Bullying is Seen Across All Grade Levels
Bullying usually starts in pre-school. Small children want to be the center of attention, then one way to accomplish this goal is thru bullying. Showing off, demonstrating physical prowess, forcing another child to stop something that is wanted (toys, clothing, trampoline game), and name calling are tactics used by the pre-school bully. In Kindergarten, students learn to use exclusion to intimidate others. Extremely common to hear things like “You’re not my friend, so you can’t enjoy me.” From the elementary grades, the bully gets more sophisticated by leading a small grouping of other students (a clique) to help you administer cruelty to other people. Bullying by adolescents is where things can really get serious, especially in the junior high years. The pressure from peers to “fit in” causes pre-teens and youths to go along with the crowd, even if that requires them to engage in bullying behavior as a method to gain acceptance in a group. A student who will not belong to no less than one social group are at greater risk of being teased frequently. However, once peer groups have formed, many bullying behaviors go away. As I mentioned earlier, things have a tendency to get better for the student that has been bullied if they enter high school. The social status from the bully diminishes as kids become adults. Students at this age have an overabundance of cognitive resources to create to bear in determining from the comfort of wrong, and typically develop a moral code of conduct to call home by. Actually, the recognition of the bully usually tops out around age 14-15. For the reason that their peers start to recognize the havoc the bully causes with an otherwise smoothly operating social milieu.

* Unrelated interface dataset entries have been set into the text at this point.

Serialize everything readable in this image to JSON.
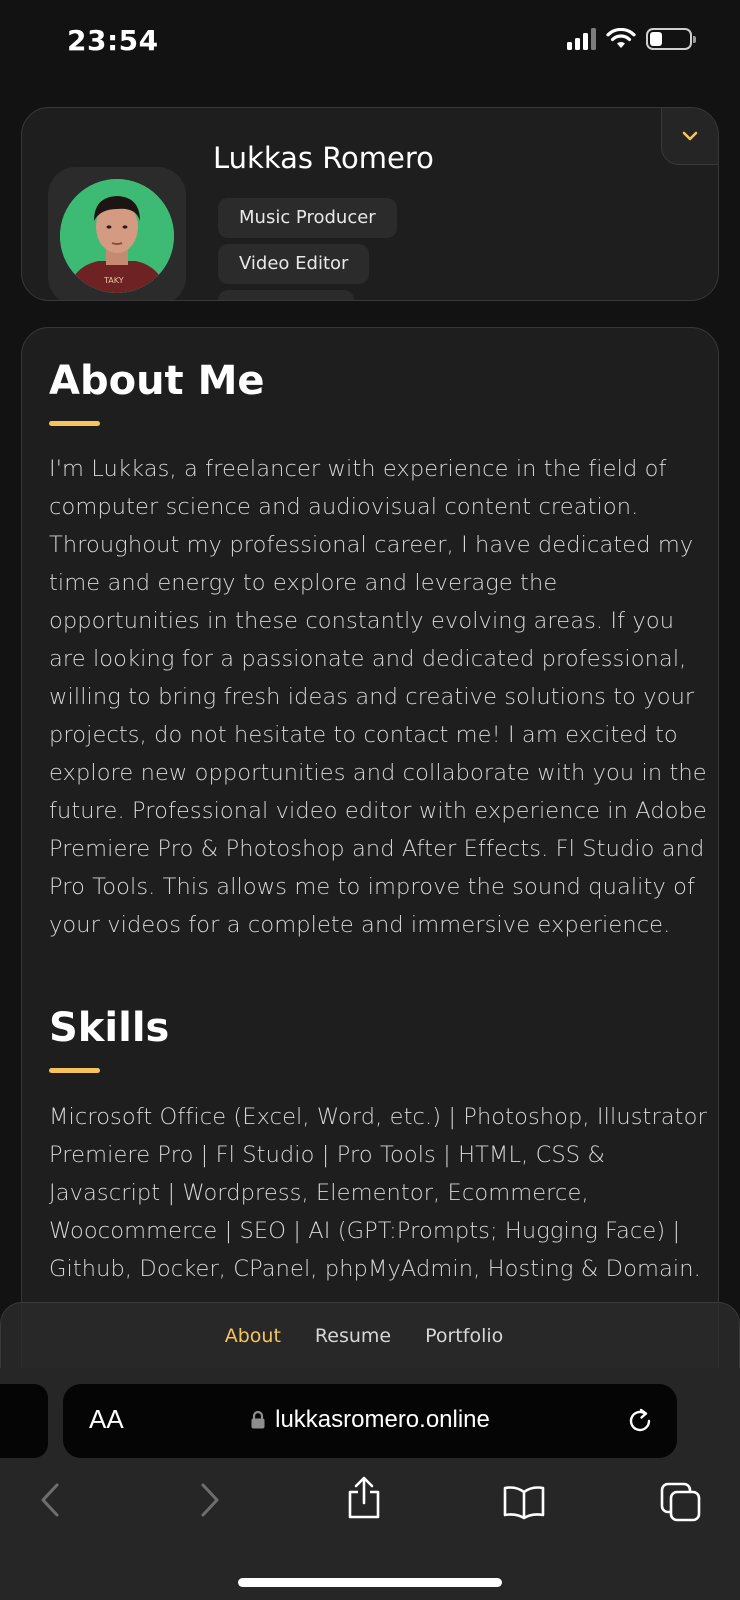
{
  "status_bar": {
    "time": "23:54",
    "battery_level": 0.25
  },
  "profile": {
    "name": "Lukkas Romero",
    "titles": [
      "Music Producer",
      "Video Editor",
      ""
    ]
  },
  "about": {
    "heading": "About Me",
    "text": "I'm Lukkas, a freelancer with experience in the field of computer science and audiovisual content creation. Throughout my professional career, I have dedicated my time and energy to explore and leverage the opportunities in these constantly evolving areas. If you are looking for a passionate and dedicated professional, willing to bring fresh ideas and creative solutions to your projects, do not hesitate to contact me! I am excited to explore new opportunities and collaborate with you in the future. Professional video editor with experience in Adobe Premiere Pro & Photoshop and After Effects. Fl Studio and Pro Tools. This allows me to improve the sound quality of your videos for a complete and immersive experience."
  },
  "skills": {
    "heading": "Skills",
    "text": "Microsoft Office (Excel, Word, etc.) | Photoshop, Illustrator Premiere Pro | Fl Studio | Pro Tools | HTML, CSS & Javascript | Wordpress, Elementor, Ecommerce, Woocommerce | SEO | AI (GPT:Prompts; Hugging Face) | Github, Docker, CPanel, phpMyAdmin, Hosting & Domain."
  },
  "nav": {
    "items": [
      "About",
      "Resume",
      "Portfolio"
    ],
    "active": "About"
  },
  "browser": {
    "text_size_label": "AA",
    "url": "lukkasromero.online"
  },
  "colors": {
    "accent": "#f6c35c",
    "background": "#121212",
    "card": "#1e1e1f",
    "avatar_bg": "#3dba74"
  },
  "icons": {
    "toggle": "chevron-down-icon",
    "lock": "lock-icon",
    "reload": "reload-icon",
    "back": "chevron-left-icon",
    "forward": "chevron-right-icon",
    "share": "share-icon",
    "bookmarks": "book-icon",
    "tabs": "tabs-icon"
  }
}
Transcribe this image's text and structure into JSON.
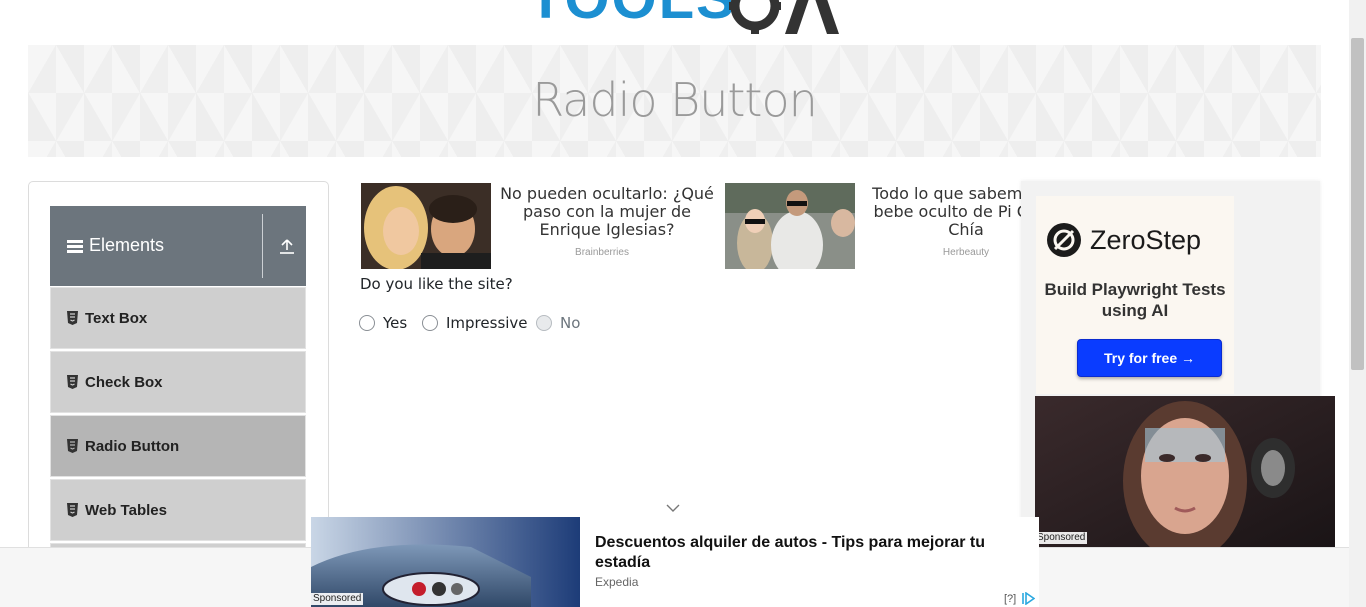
{
  "logo": {
    "text": "TOOLS",
    "alt_icon": "gear-qa-logo"
  },
  "banner": {
    "title": "Radio Button"
  },
  "sidebar": {
    "group_label": "Elements",
    "items": [
      {
        "label": "Text Box",
        "active": false
      },
      {
        "label": "Check Box",
        "active": false
      },
      {
        "label": "Radio Button",
        "active": true
      },
      {
        "label": "Web Tables",
        "active": false
      }
    ]
  },
  "content_ads": [
    {
      "headline": "No pueden ocultarlo: ¿Qué paso con la mujer de Enrique Iglesias?",
      "source": "Brainberries"
    },
    {
      "headline": "Todo lo que sabemos el bebe oculto de Pi Clara Chía",
      "source": "Herbeauty"
    }
  ],
  "question": {
    "text": "Do you like the site?"
  },
  "radio_options": [
    {
      "label": "Yes",
      "disabled": false
    },
    {
      "label": "Impressive",
      "disabled": false
    },
    {
      "label": "No",
      "disabled": true
    }
  ],
  "right_ad": {
    "brand": "ZeroStep",
    "tagline": "Build Playwright Tests using AI",
    "cta": "Try for free →",
    "sponsored": "Sponsored"
  },
  "bottom_ad": {
    "title": "Descuentos alquiler de autos - Tips para mejorar tu estadía",
    "source": "Expedia",
    "sponsored": "Sponsored",
    "info": "[?]"
  },
  "colors": {
    "accent": "#1c8fd1",
    "sidebar_header": "#6c757d",
    "cta": "#0a3cff"
  }
}
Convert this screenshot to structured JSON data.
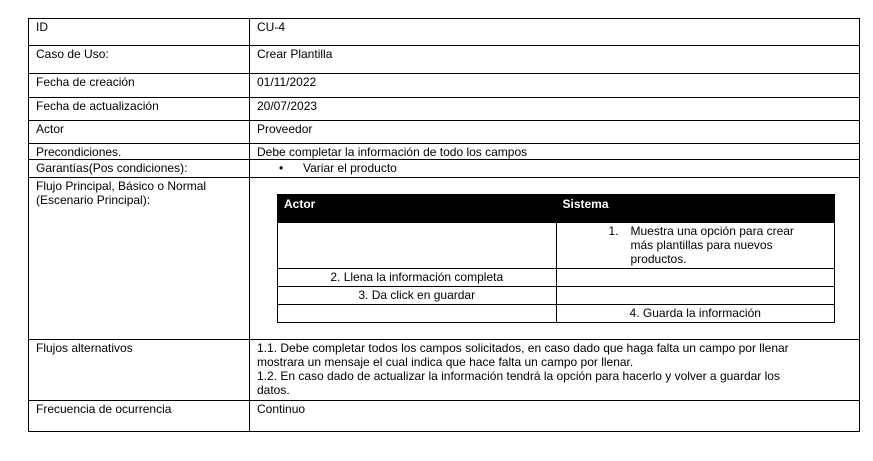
{
  "rows": {
    "id": {
      "label": "ID",
      "value": "CU-4"
    },
    "caso": {
      "label": "Caso de Uso:",
      "value": "Crear Plantilla"
    },
    "fecha_creacion": {
      "label": "Fecha de creación",
      "value": "01/11/2022"
    },
    "fecha_actualizacion": {
      "label": "Fecha de actualización",
      "value": "20/07/2023"
    },
    "actor": {
      "label": "Actor",
      "value": "Proveedor"
    },
    "precondiciones": {
      "label": "Precondiciones.",
      "value": "Debe completar la información de todo los campos"
    },
    "garantias": {
      "label": "Garantías(Pos condiciones):",
      "bullet": "•",
      "value": "Variar el producto"
    },
    "flujo": {
      "label_line1": "Flujo Principal, Básico o Normal",
      "label_line2": "(Escenario Principal):"
    },
    "alternativos": {
      "label": "Flujos alternativos",
      "line1": "1.1. Debe completar todos los campos solicitados, en caso dado que haga falta un campo por llenar",
      "line2": "mostrara un mensaje el cual indica que hace falta un campo por llenar.",
      "line3": "1.2. En caso dado de actualizar la información tendrá la opción para hacerlo y volver a guardar los",
      "line4": "datos."
    },
    "frecuencia": {
      "label": "Frecuencia de ocurrencia",
      "value": "Continuo"
    }
  },
  "flow_table": {
    "headers": {
      "actor": "Actor",
      "sistema": "Sistema"
    },
    "step1": {
      "num": "1.",
      "line1": "Muestra una opción para crear",
      "line2": "más plantillas para nuevos",
      "line3": "productos."
    },
    "step2": "2. Llena la información completa",
    "step3": "3. Da click en guardar",
    "step4": "4. Guarda la información"
  }
}
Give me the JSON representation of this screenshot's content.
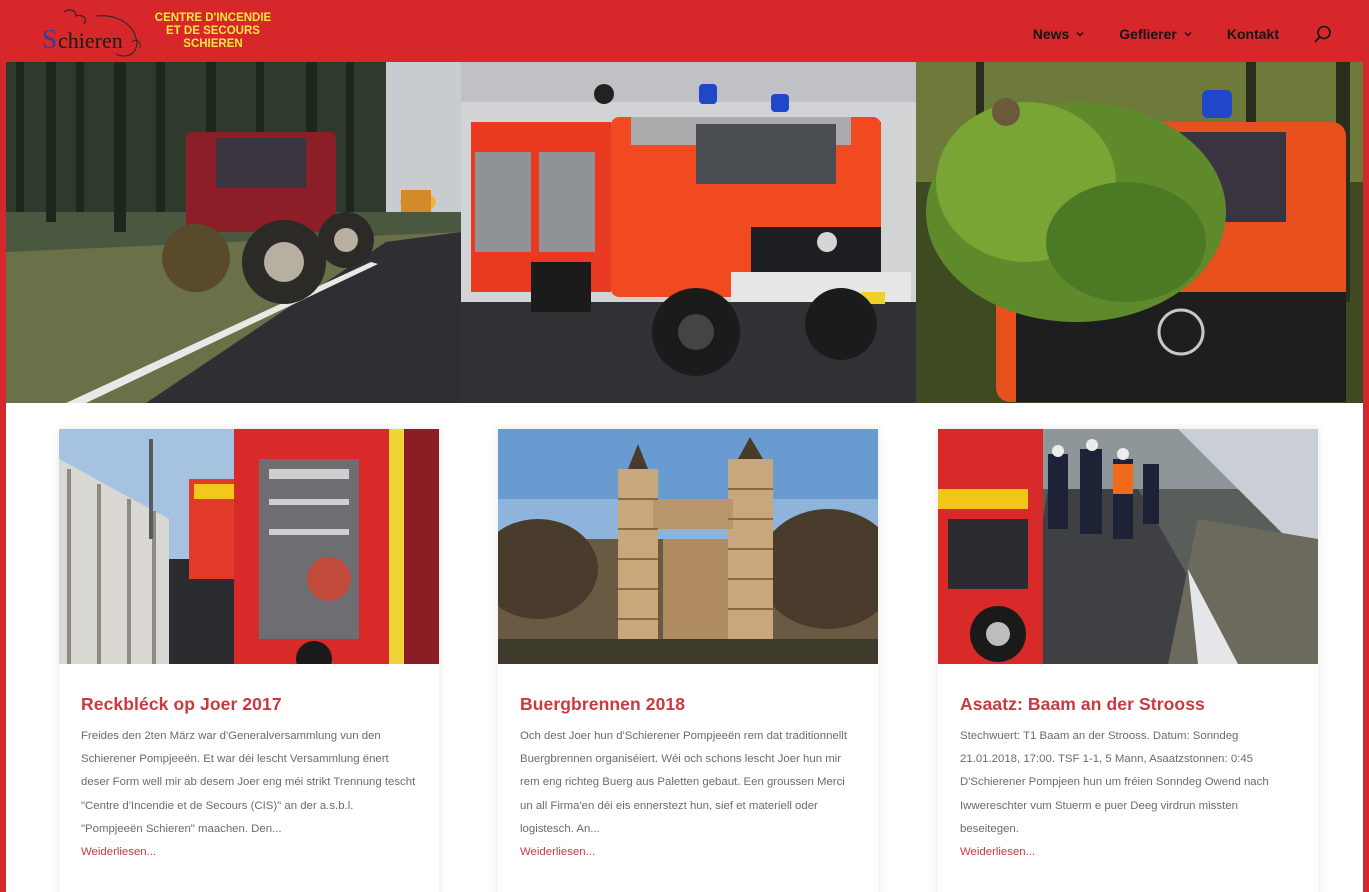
{
  "header": {
    "logo_text": "Schieren",
    "brand_line1": "CENTRE D'INCENDIE",
    "brand_line2": "ET DE SECOURS",
    "brand_line3": "SCHIEREN",
    "nav": [
      {
        "label": "News",
        "has_dropdown": true
      },
      {
        "label": "Geflierer",
        "has_dropdown": true
      },
      {
        "label": "Kontakt",
        "has_dropdown": false
      }
    ],
    "search_icon": "search-icon"
  },
  "colors": {
    "header_bg": "#d7272b",
    "brand_text": "#f6e640",
    "title_red": "#c93a40"
  },
  "posts": [
    {
      "title": "Reckbléck op Joer 2017",
      "excerpt": "Freides den 2ten März war d'Generalversammlung vun den Schierener Pompjeeën. Et war déi lescht Versammlung ënert deser Form well mir ab desem Joer eng méi strikt Trennung tescht \"Centre d'Incendie et de Secours (CIS)\" an der a.s.b.l. \"Pompjeeën Schieren\" maachen. Den...",
      "more": "Weiderliesen..."
    },
    {
      "title": "Buergbrennen 2018",
      "excerpt": "Och dest Joer hun d'Schierener Pompjeeën rem dat traditionnellt Buergbrennen organiséiert. Wéi och schons lescht Joer hun mir rem eng richteg Buerg aus Paletten gebaut. Een groussen Merci un all Firma'en déi eis ennerstezt hun, sief et materiell oder logistesch. An...",
      "more": "Weiderliesen..."
    },
    {
      "title": "Asaatz: Baam an der Strooss",
      "excerpt": "Stechwuert: T1 Baam an der Strooss. Datum: Sonndeg 21.01.2018, 17:00. TSF 1-1, 5 Mann, Asaatzstonnen: 0:45 D'Schierener Pompjeen hun um fréien Sonndeg Owend nach Iwwereschter vum Stuerm e puer Deeg virdrun missten beseitegen.",
      "more": "Weiderliesen..."
    }
  ]
}
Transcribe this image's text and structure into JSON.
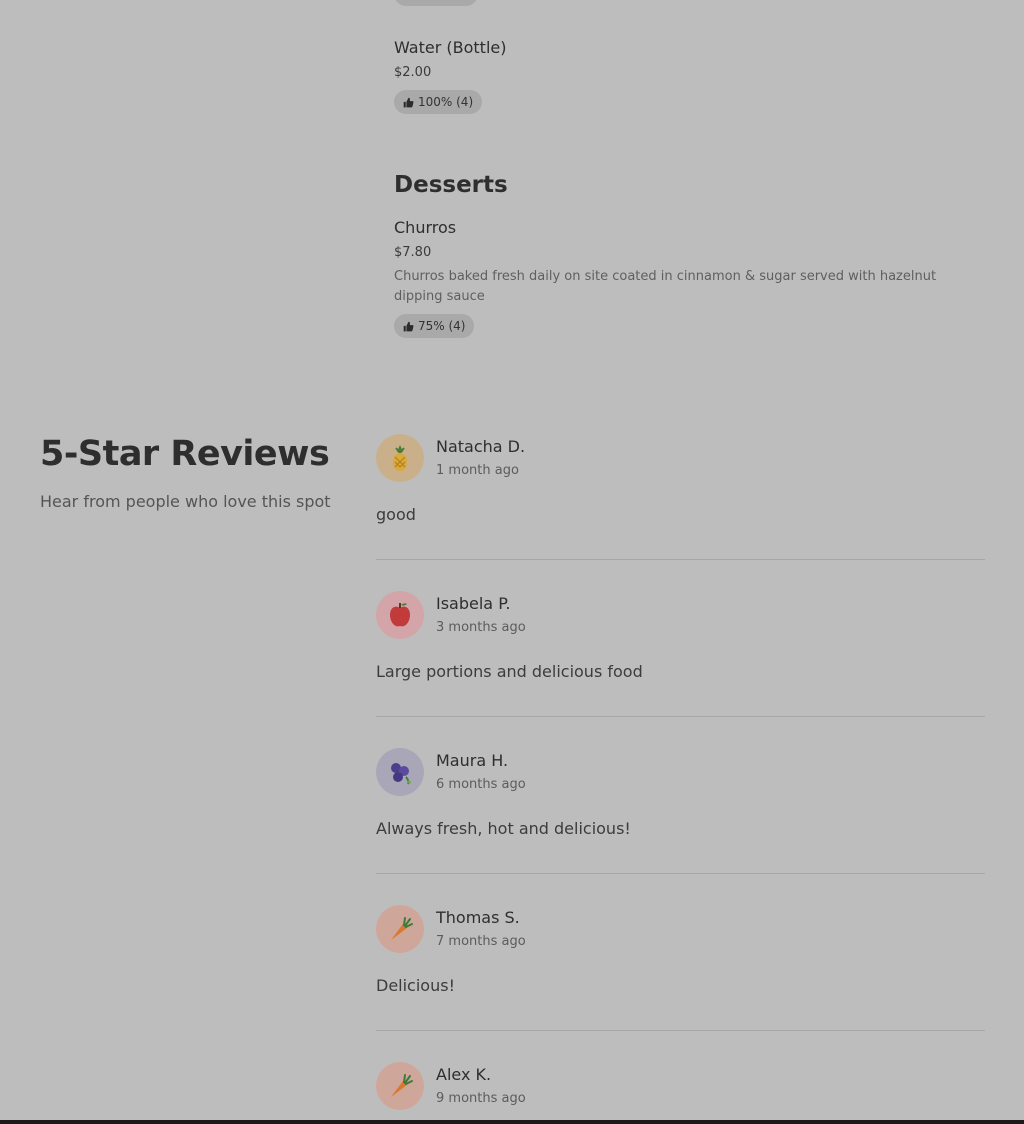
{
  "menu": {
    "items": [
      {
        "name": "Water (Bottle)",
        "price": "$2.00",
        "rating": "100% (4)"
      },
      {
        "name": "Churros",
        "price": "$7.80",
        "description": "Churros baked fresh daily on site coated in cinnamon & sugar served with hazelnut dipping sauce",
        "rating": "75% (4)"
      }
    ],
    "desserts_title": "Desserts"
  },
  "reviews": {
    "title": "5-Star Reviews",
    "subtitle": "Hear from people who love this spot",
    "list": [
      {
        "name": "Natacha D.",
        "time": "1 month ago",
        "text": "good",
        "avatar_icon": "pineapple-icon"
      },
      {
        "name": "Isabela P.",
        "time": "3 months ago",
        "text": "Large portions and delicious food",
        "avatar_icon": "apple-icon"
      },
      {
        "name": "Maura H.",
        "time": "6 months ago",
        "text": "Always fresh, hot and delicious!",
        "avatar_icon": "blueberries-icon"
      },
      {
        "name": "Thomas S.",
        "time": "7 months ago",
        "text": "Delicious!",
        "avatar_icon": "carrot-icon"
      },
      {
        "name": "Alex K.",
        "time": "9 months ago",
        "text": "",
        "avatar_icon": "carrot-icon"
      }
    ]
  },
  "colors": {
    "overlay_bg": "#bdbdbd",
    "pill_bg": "#a9a9a9"
  }
}
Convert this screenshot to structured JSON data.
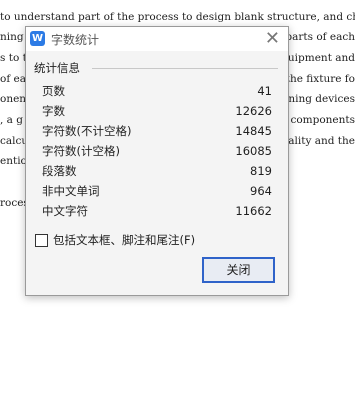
{
  "document": {
    "lines": [
      "to understand part of the process to design blank structure, and choose the",
      "ning c",
      "s to t",
      "of ea",
      "onent",
      ", a g",
      "calcul",
      "ention",
      "rocess"
    ],
    "right_fragments": [
      "e parts of each",
      "equipment and",
      "the fixture fo",
      "oning devices",
      "r components",
      "onality and the"
    ]
  },
  "dialog": {
    "title": "字数统计",
    "app_icon_glyph": "W",
    "close_glyph": "✕",
    "group_label": "统计信息",
    "stats": [
      {
        "label": "页数",
        "value": "41"
      },
      {
        "label": "字数",
        "value": "12626"
      },
      {
        "label": "字符数(不计空格)",
        "value": "14845"
      },
      {
        "label": "字符数(计空格)",
        "value": "16085"
      },
      {
        "label": "段落数",
        "value": "819"
      },
      {
        "label": "非中文单词",
        "value": "964"
      },
      {
        "label": "中文字符",
        "value": "11662"
      }
    ],
    "checkbox_label": "包括文本框、脚注和尾注(F)",
    "checkbox_checked": false,
    "close_button_label": "关闭",
    "accent_color": "#2f63c9"
  }
}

Cyber bullying is the new twist by using an old theme. The cyber bully has one distinct advantage on his reality-based counterpart: anonymity. Cyber bullying is described as: “threatening, lying about, stalking you aren’t harassing a person online or via other electronic communication device.” Many people think that cyber bullying cannot be that bad. Actually, it can be much, much worse than bullying in person. The reason for this is the bullying is relentless given it can happen 24/7 and wherever the victim actually is. The cyber bullying victim has no place to hide. The tactics utilized by the cyber bully include: sending harassing messages, impersonating an associate in order to gain trust, posting personal data, posting false and unflattering information, posting private or doctored pictures, and taking advantage of the Internet to encourage others to participate the bullying.